PS: Prime contract PS prices appeared to have held steady this month, following the implementation of the December 5¢.lb increase, according to PCW’s Barry. “Preliminary industry data for December showed sales outpacing production by 52 million pounds, as capacity utilization fell just short of 70%. Similarly, November has a large inventory draw of 49 million pounds due to above-average sales and weak production. December PS production of 326 million pounds was the lowest since June 2016.” For February, PS prices could remain flat and perhaps even drop, depending on the benzene and ethylene prices, though some planned styrene monomer shutdowns through first quarter could hamper a reduction.

PVC: While PVC prices dropped by a total of 4¢/lb in the Dec.-Jan. time frame (more than nixing the Nov. 3¢/lb hike), suppliers were out with a new 3¢/lb price hike, effective February 1. PCW senior editor Donna Todd reported that PVC buyers appeared to be split along the “usual lines” regarding the February increase. “Pipe converters regarded it as a positive development, believing it will help them to push pipe prices higher this spring. Buyers in other downstream markets, however, were fighting the prospect of a 3¢/lb price increase with every tool at their disposal.”

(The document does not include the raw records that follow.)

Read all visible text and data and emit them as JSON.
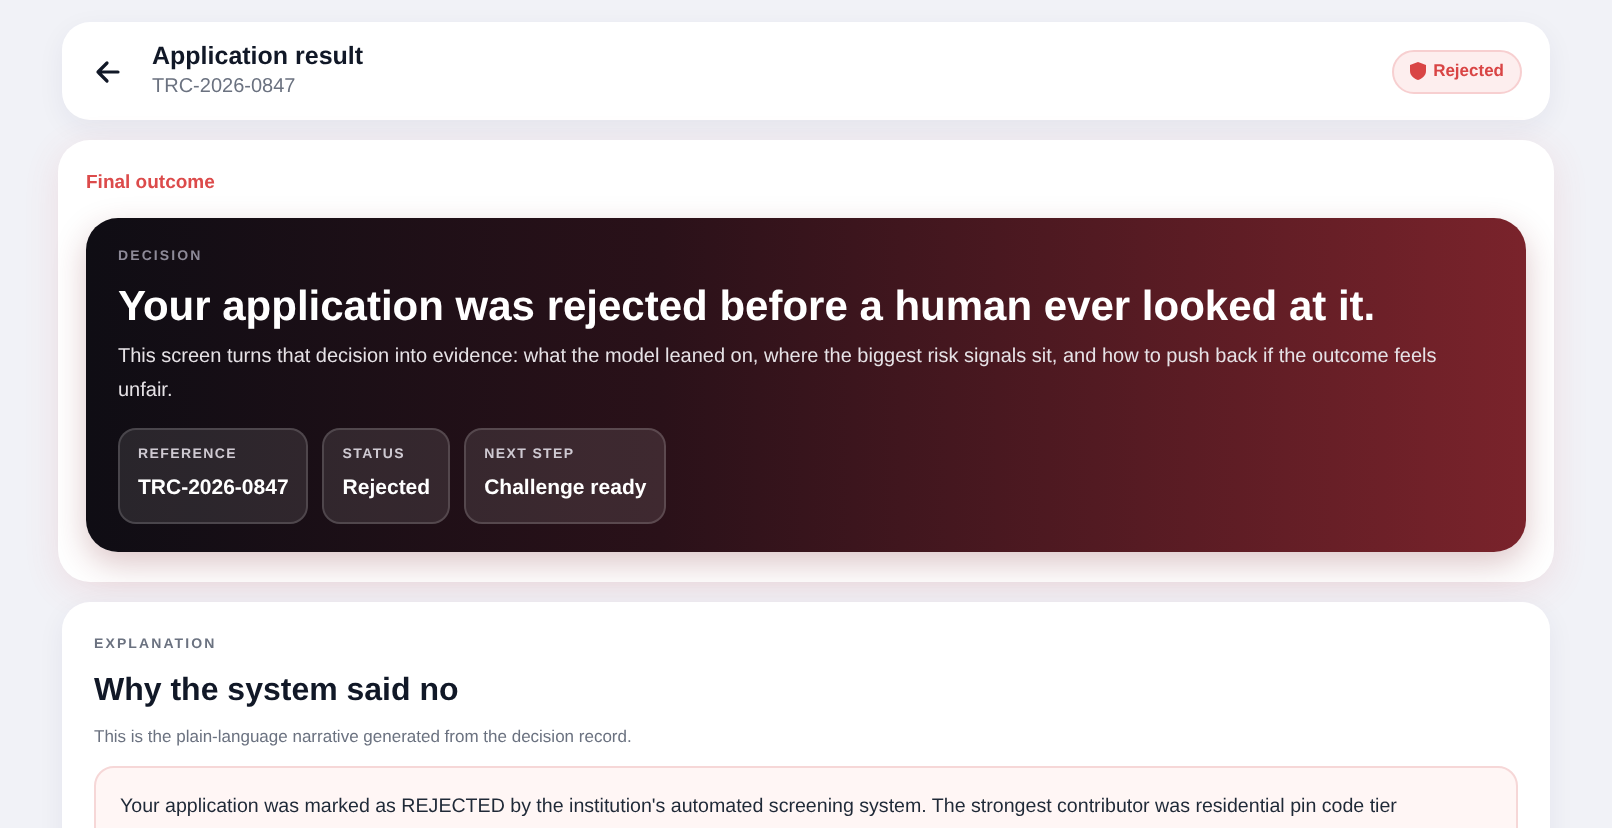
{
  "header": {
    "title": "Application result",
    "reference": "TRC-2026-0847",
    "status_badge": {
      "label": "Rejected",
      "kind": "rejected"
    }
  },
  "outcome": {
    "label": "Final outcome",
    "decision": {
      "eyebrow": "DECISION",
      "headline": "Your application was rejected before a human ever looked at it.",
      "summary": "This screen turns that decision into evidence: what the model leaned on, where the biggest risk signals sit, and how to push back if the outcome feels unfair.",
      "facts": [
        {
          "label": "REFERENCE",
          "value": "TRC-2026-0847"
        },
        {
          "label": "STATUS",
          "value": "Rejected"
        },
        {
          "label": "NEXT STEP",
          "value": "Challenge ready"
        }
      ]
    }
  },
  "explanation": {
    "eyebrow": "EXPLANATION",
    "title": "Why the system said no",
    "subtitle": "This is the plain-language narrative generated from the decision record.",
    "narrative": "Your application was marked as REJECTED by the institution's automated screening system. The strongest contributor was residential pin code tier"
  }
}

Todd noted that there is frustration expressed by some non-pipe grade buyers that the predicted start dates of new ethylene crackers under construction had been pushed back. “There was 8.49 billion pounds of new ethylene capacity scheduled to come online in 2017 (some of which had been delayed from 2016). Only Oxy/Mexichem’s 1 billion lbs/yr Ingleside, Texas unit and Dow’s 3.3 billion lbs/yr Freeport, Texas units came online, as well as a 7 million lbs/yr at Westlake’s Calvert City, Kentucky unit for a total addition of 4.37 billion pounds. However, the capacity taken offline by Hurrican Harvey, some of which has still not returned to full rates, kept these additions from putting the substantial downward pressure on ethylene pricing that resin buyers had been expecting.”

PET: Domestic spot PET resin ended January’s third week at 71¢/lb bulk truck and railcar delivered Chicago area—up 2¢/lb from the week’s start, according to PCW’s editor Xavier Cronin. Meanwhile, PET contract business tied to published feedstock indexes was 2-4¢/lb lower than non-contract orders. Imported PET with an IV (intrinsic viscosity) of 78 ml/gram or higher was 68-69¢/lb DDP (delivered duty paid) East Coast and at 64-66¢/lb DDP Southern California.

Cronin also reported that Indorama Ventures USA, Asheboro, N.C., has bid about $10 million for M&G Chemical’s 360,000 m.t./yr (794 million lbs/yr) production facility in Apple Grove, W.V., and M&G’s research and development center in Sharon Center, Ohio. “The assets are for sale as part of M&G’s bankruptcy filing in October 2017. M&G’s unfinished 1.1 million m.t./yr (2.5 billion/lb/yr) PET and 1.3 m.t./yr (2.8 billion lb/yr) PTA plant in Corpus Christi are also for sale as part of the bankruptcy proceedings.”